My understanding of the Albows was truly superheroic. It was especially superheroic when one considered I spent most of my 139 hours there on a beach, alone. Thus, it shouldn't surprise anyone if The Top 5 Best Things About Albania! were 1. A SHELL, 2. A TABLE I MADE OUT OF CINDER BLOCKS AND CARDBOARD, 3. SWIMMING ... No, no, no! Here was the list:
1. LIN, ON LAKE OHR
2. SHEMPIETER -
Older men, especially those in villages, were warm and harmless. Alessandro himself told me two of the best things about Albania were the gentleness of its people, and its tradition. Every June, Shempieter had a dance/party in which children and adults wore folkloric, white-and-red dress. And Alessandro's balding, sun-tanned brother still made his living as a fisherman in a small boat.
3. OLD MERCEDES' -
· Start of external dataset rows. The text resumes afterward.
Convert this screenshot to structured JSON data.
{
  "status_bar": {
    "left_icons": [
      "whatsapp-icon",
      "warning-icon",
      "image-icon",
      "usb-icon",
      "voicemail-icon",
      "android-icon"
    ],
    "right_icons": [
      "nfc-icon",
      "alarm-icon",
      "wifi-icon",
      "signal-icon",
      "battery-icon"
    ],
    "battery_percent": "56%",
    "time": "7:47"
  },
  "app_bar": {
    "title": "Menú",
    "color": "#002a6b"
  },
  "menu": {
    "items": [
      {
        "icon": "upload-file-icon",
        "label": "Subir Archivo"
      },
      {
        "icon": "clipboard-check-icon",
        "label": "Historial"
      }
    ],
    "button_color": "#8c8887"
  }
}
Alessandro explained that many people drove long, white 1980's Mercedes', because the cars managed the country's bad roads well.
4. IT'S CHEAP -
Albania was cheap even for the locals, especially those who'd worked overseas, and so the country seemed to be experiencing a sort of golden age.
5. LIVESTOCK -
Alessandro's father took his cow to graze every morning, and came back with her in the evening. Thus, I could drink fresh, unpasteurized milk and yogurt. I hoped that, when I grew older, I'd be able to take long walks with a cow, or a honking donkey, or sheep and goats.
There. But, Albania wasn't saved just yet!
Superheroically, I passed through Tirane.
This attractive capital had wide boulevards; banana-yellow government buildings; the statue of a guy on a horse, in front of the red Albanian flag with its black spider; a green park; and a mural of a young woman leading a mob of countryside fighters. A beautiful Jessica Alba gave me directions. This floating girl wore light jeans, high heels, a purple blouse, and poofy light-brown hair. If I wouldn't have gotten sick from the heat the day before, I might not have let her walk away.
I went all the way to Lake Ohr on the Albanian-Macedonian border.
This lake occupied a desolate, moon-sized basin, except that the water was bright blue and the mountains around it bright green. A strong wind carried a part of the cold lake, cooling me and the village of Lin. The few alleys of Lin curled around a mound, making it so I could never see much of the village at once.
The clean town was a mess of old homes, stone homes, crooked homes, homes whose mortar was deteriorating, all with red roofs and connected to one another, flimsy green balconies, picket fence porches, vines growing everywhere, stone steps and walkways between houses, old white windows, green wooden doors, crops pushed up against the lake, a humble mosque, livestock and chicken families, kids at play, women and daughters in gardens, men building with concrete or heavy stones, fat guys in suits on mopeds, shopkeepers selling me "bukke" (bread), and friendly people greeting me, "Mir." It was alive!
This darkening Friday night, I walked past acres and acres of crops to my tent beside the lake. I wished I'd found this place earlier.
Thanks to Ian, Courtney, Alex, & Matt; George; Arben; Berti & Darlin; Zene; a family driving and cleaning a school bus; Castrio; Shtepim; Piaci; Elio; 4 guys; Estrad; Emiliano; Eldi; Aleksei; and a talkative Albanese guy whose name I couldn't extract, for rides!
Much thanks to Alessandro, Molja, Daniella, Nikola, & Fabian for the place to sleep!